From the first line to the last, copy the data exactly.

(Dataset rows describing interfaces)

- Opening Delimiter -

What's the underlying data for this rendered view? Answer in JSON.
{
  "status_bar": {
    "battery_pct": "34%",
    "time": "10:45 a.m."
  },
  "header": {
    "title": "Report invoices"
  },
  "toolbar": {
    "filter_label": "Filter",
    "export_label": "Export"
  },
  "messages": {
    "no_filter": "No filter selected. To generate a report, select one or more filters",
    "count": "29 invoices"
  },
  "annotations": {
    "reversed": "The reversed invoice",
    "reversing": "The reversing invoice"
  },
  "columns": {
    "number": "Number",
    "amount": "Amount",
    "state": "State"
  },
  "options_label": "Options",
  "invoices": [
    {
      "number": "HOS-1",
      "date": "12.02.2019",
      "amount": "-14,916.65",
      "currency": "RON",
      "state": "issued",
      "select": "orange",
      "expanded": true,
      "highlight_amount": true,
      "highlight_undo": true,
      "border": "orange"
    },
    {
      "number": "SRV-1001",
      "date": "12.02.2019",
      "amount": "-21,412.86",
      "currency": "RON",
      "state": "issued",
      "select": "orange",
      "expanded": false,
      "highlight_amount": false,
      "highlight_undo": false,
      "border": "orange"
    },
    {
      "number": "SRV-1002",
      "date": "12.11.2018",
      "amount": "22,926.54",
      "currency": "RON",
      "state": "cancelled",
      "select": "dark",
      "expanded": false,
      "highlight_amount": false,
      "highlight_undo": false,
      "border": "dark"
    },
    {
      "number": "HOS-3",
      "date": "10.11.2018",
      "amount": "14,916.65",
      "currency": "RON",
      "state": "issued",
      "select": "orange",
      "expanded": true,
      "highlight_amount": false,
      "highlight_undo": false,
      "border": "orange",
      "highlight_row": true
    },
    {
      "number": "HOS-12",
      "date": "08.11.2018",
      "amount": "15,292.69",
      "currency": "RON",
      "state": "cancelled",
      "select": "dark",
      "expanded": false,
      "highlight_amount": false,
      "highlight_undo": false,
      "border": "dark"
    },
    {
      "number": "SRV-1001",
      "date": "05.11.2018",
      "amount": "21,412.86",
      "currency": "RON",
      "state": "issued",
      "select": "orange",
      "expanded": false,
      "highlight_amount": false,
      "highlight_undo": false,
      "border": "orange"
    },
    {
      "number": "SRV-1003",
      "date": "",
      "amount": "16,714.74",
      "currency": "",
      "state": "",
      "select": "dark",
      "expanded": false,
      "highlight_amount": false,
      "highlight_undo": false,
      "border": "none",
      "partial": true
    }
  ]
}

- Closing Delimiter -

** Exercise solution **
What's the underlying data for this rendered view? Answer in JSON.
{
  "status_bar": {
    "battery_pct": "34%",
    "time": "10:45 a.m."
  },
  "header": {
    "title": "Report invoices"
  },
  "toolbar": {
    "filter_label": "Filter",
    "export_label": "Export"
  },
  "messages": {
    "no_filter": "No filter selected. To generate a report, select one or more filters",
    "count": "29 invoices"
  },
  "annotations": {
    "reversed": "The reversed invoice",
    "reversing": "The reversing invoice"
  },
  "columns": {
    "number": "Number",
    "amount": "Amount",
    "state": "State"
  },
  "options_label": "Options",
  "invoices": [
    {
      "number": "HOS-1",
      "date": "12.02.2019",
      "amount": "-14,916.65",
      "currency": "RON",
      "state": "issued",
      "select": "orange",
      "expanded": true,
      "highlight_amount": true,
      "highlight_undo": true,
      "border": "orange"
    },
    {
      "number": "SRV-1001",
      "date": "12.02.2019",
      "amount": "-21,412.86",
      "currency": "RON",
      "state": "issued",
      "select": "orange",
      "expanded": false,
      "highlight_amount": false,
      "highlight_undo": false,
      "border": "orange"
    },
    {
      "number": "SRV-1002",
      "date": "12.11.2018",
      "amount": "22,926.54",
      "currency": "RON",
      "state": "cancelled",
      "select": "dark",
      "expanded": false,
      "highlight_amount": false,
      "highlight_undo": false,
      "border": "dark"
    },
    {
      "number": "HOS-3",
      "date": "10.11.2018",
      "amount": "14,916.65",
      "currency": "RON",
      "state": "issued",
      "select": "orange",
      "expanded": true,
      "highlight_amount": false,
      "highlight_undo": false,
      "border": "orange",
      "highlight_row": true
    },
    {
      "number": "HOS-12",
      "date": "08.11.2018",
      "amount": "15,292.69",
      "currency": "RON",
      "state": "cancelled",
      "select": "dark",
      "expanded": false,
      "highlight_amount": false,
      "highlight_undo": false,
      "border": "dark"
    },
    {
      "number": "SRV-1001",
      "date": "05.11.2018",
      "amount": "21,412.86",
      "currency": "RON",
      "state": "issued",
      "select": "orange",
      "expanded": false,
      "highlight_amount": false,
      "highlight_undo": false,
      "border": "orange"
    },
    {
      "number": "SRV-1003",
      "date": "",
      "amount": "16,714.74",
      "currency": "",
      "state": "",
      "select": "dark",
      "expanded": false,
      "highlight_amount": false,
      "highlight_undo": false,
      "border": "none",
      "partial": true
    }
  ]
}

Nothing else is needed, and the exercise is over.